▸ **WHAT TO PRODUCE**: Work out how many lines in the data hold the word "will", and reply with that number only.

▸ **MATERIAL PROVIDED**:
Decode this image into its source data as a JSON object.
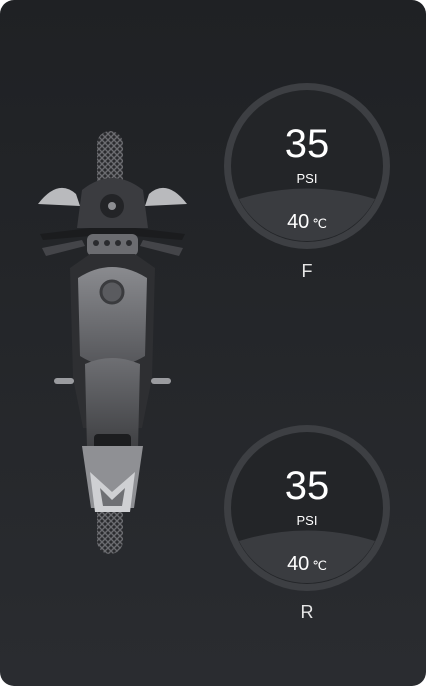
{
  "front": {
    "label": "F",
    "pressure": "35",
    "unit": "PSI",
    "temperature": "40",
    "temperature_unit": "℃"
  },
  "rear": {
    "label": "R",
    "pressure": "35",
    "unit": "PSI",
    "temperature": "40",
    "temperature_unit": "℃"
  },
  "colors": {
    "background_top": "#1f2124",
    "background_bottom": "#2a2c30",
    "gauge_ring": "#3d3f43",
    "gauge_fill": "#26282b",
    "text": "#ffffff"
  },
  "icons": [
    "motorcycle-top-view-icon"
  ]
}
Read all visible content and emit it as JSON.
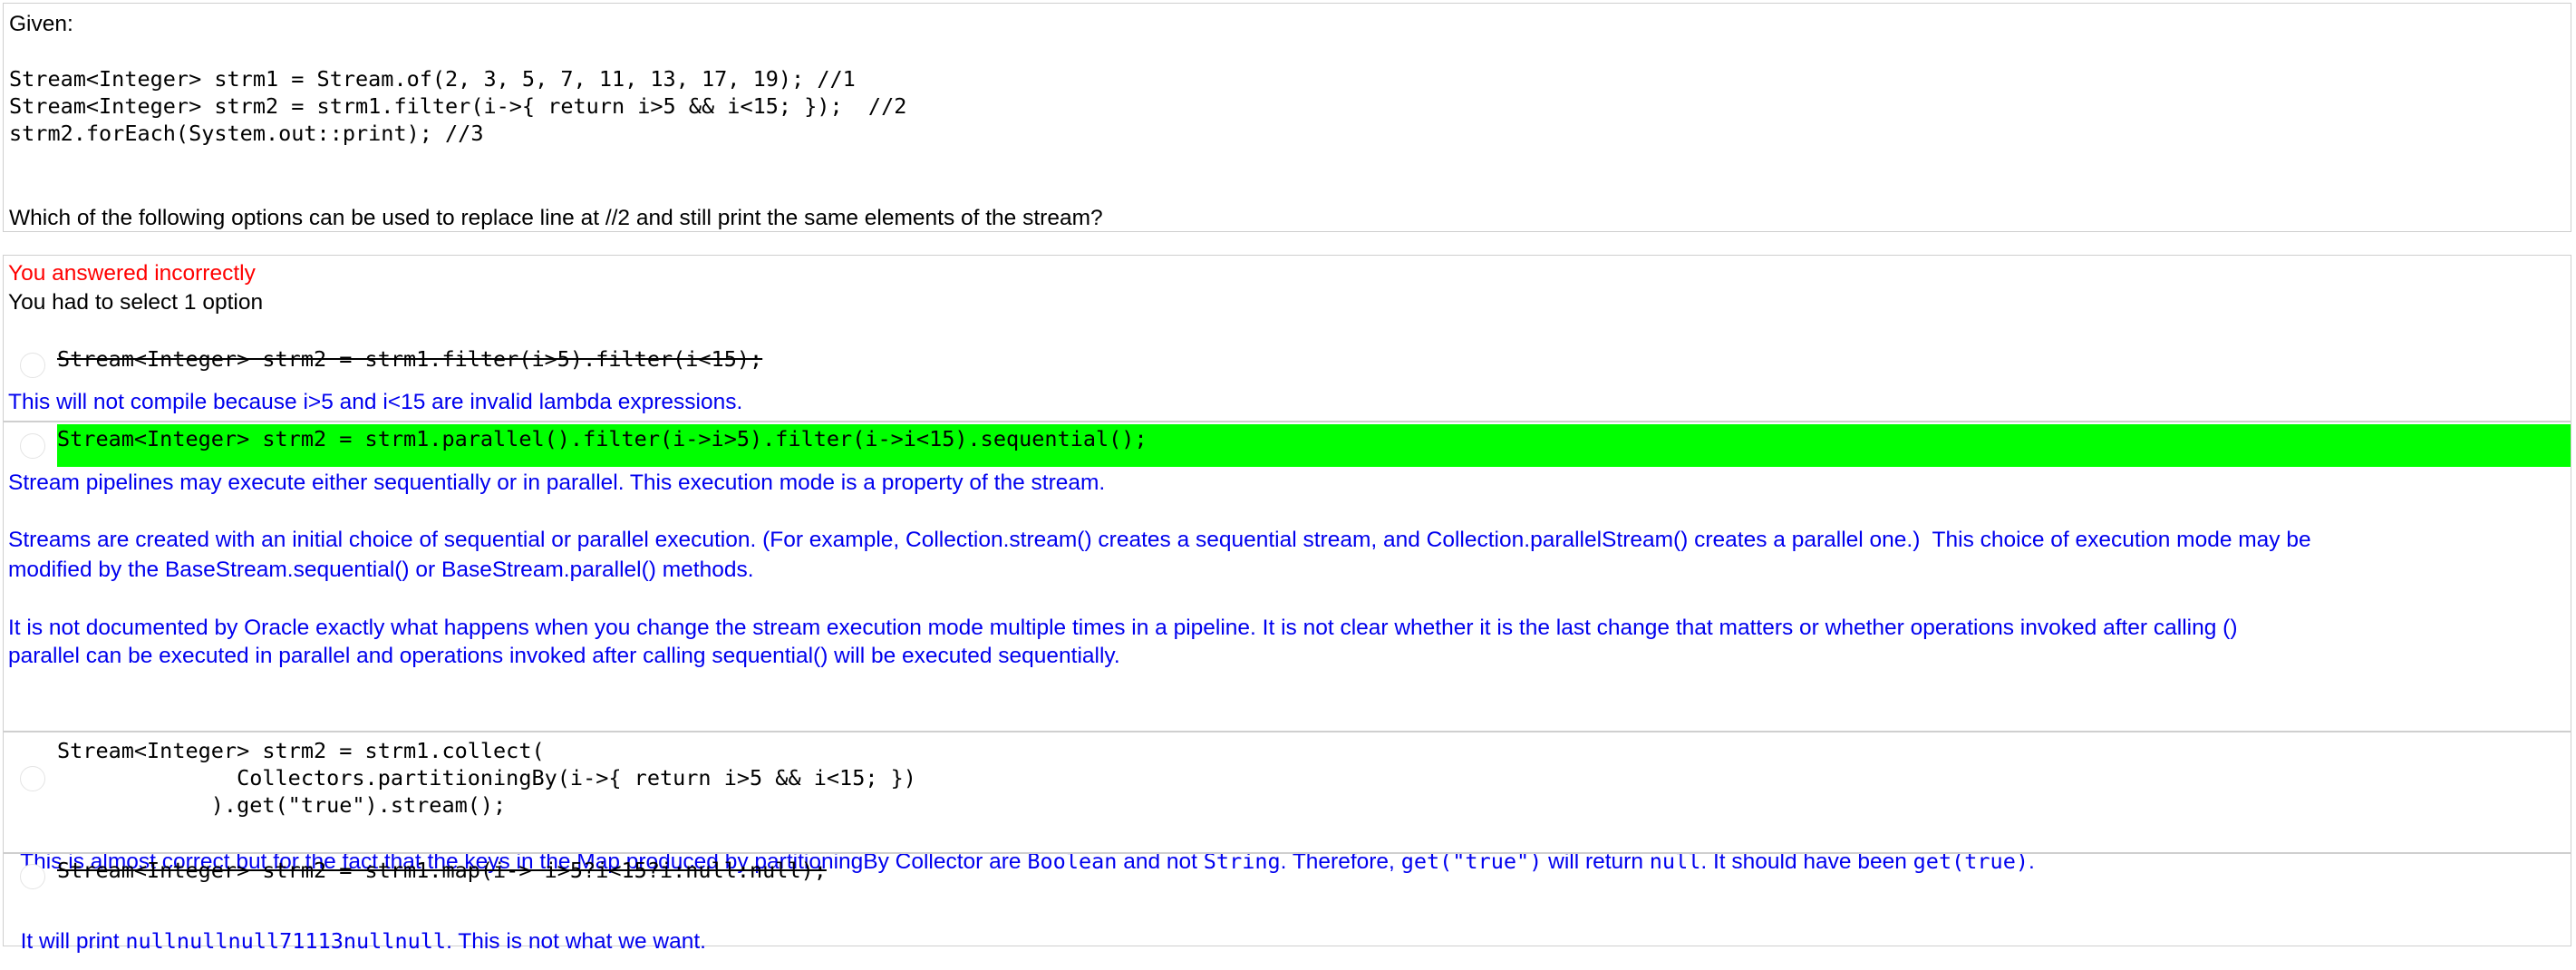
{
  "question": {
    "given_label": "Given:",
    "code_lines": [
      "Stream<Integer> strm1 = Stream.of(2, 3, 5, 7, 11, 13, 17, 19); //1",
      "Stream<Integer> strm2 = strm1.filter(i->{ return i>5 && i<15; });  //2",
      "strm2.forEach(System.out::print); //3"
    ],
    "prompt": "Which of the following options can be used to replace line at //2 and still print the same elements of the stream?"
  },
  "result": {
    "status": "You answered incorrectly",
    "instruction": "You had to select 1 option",
    "status_color": "#ff0000"
  },
  "options": [
    {
      "code_lines": [
        "Stream<Integer> strm2 = strm1.filter(i>5).filter(i<15);"
      ],
      "struck": true,
      "correct": false,
      "explanation": [
        "This will not compile because i>5 and i<15 are invalid lambda expressions."
      ]
    },
    {
      "code_lines": [
        "Stream<Integer> strm2 = strm1.parallel().filter(i->i>5).filter(i->i<15).sequential();"
      ],
      "struck": false,
      "correct": true,
      "highlight_color": "#00ff00",
      "explanation": [
        "Stream pipelines may execute either sequentially or in parallel. This execution mode is a property of the stream.",
        "Streams are created with an initial choice of sequential or parallel execution. (For example, Collection.stream() creates a sequential stream, and Collection.parallelStream() creates a parallel one.)  This choice of execution mode may be",
        "modified by the BaseStream.sequential() or BaseStream.parallel() methods.",
        "It is not documented by Oracle exactly what happens when you change the stream execution mode multiple times in a pipeline. It is not clear whether it is the last change that matters or whether operations invoked after calling ()",
        "parallel can be executed in parallel and operations invoked after calling sequential() will be executed sequentially."
      ]
    },
    {
      "code_lines": [
        "Stream<Integer> strm2 = strm1.collect(",
        "              Collectors.partitioningBy(i->{ return i>5 && i<15; })",
        "            ).get(\"true\").stream();"
      ],
      "struck": false,
      "correct": false,
      "explanation_parts": [
        {
          "text": "This is almost correct but for the fact that the keys in the Map produced by partitioningBy Collector are ",
          "mono": false
        },
        {
          "text": "Boolean",
          "mono": true
        },
        {
          "text": " and not ",
          "mono": false
        },
        {
          "text": "String",
          "mono": true
        },
        {
          "text": ". Therefore, ",
          "mono": false
        },
        {
          "text": "get(\"true\")",
          "mono": true
        },
        {
          "text": " will return ",
          "mono": false
        },
        {
          "text": "null",
          "mono": true
        },
        {
          "text": ". It should have been ",
          "mono": false
        },
        {
          "text": "get(true)",
          "mono": true
        },
        {
          "text": ".",
          "mono": false
        }
      ]
    },
    {
      "code_lines": [
        "Stream<Integer> strm2 = strm1.map(i-> i>5?i<15?i:null:null);"
      ],
      "struck": true,
      "correct": false,
      "explanation_parts": [
        {
          "text": "It will print ",
          "mono": false
        },
        {
          "text": "nullnullnull71113nullnull",
          "mono": true
        },
        {
          "text": ". This is not what we want.",
          "mono": false
        }
      ]
    }
  ],
  "colors": {
    "explanation": "#0000ee",
    "border": "#cfcfcf"
  }
}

▸ **REPLY**: 4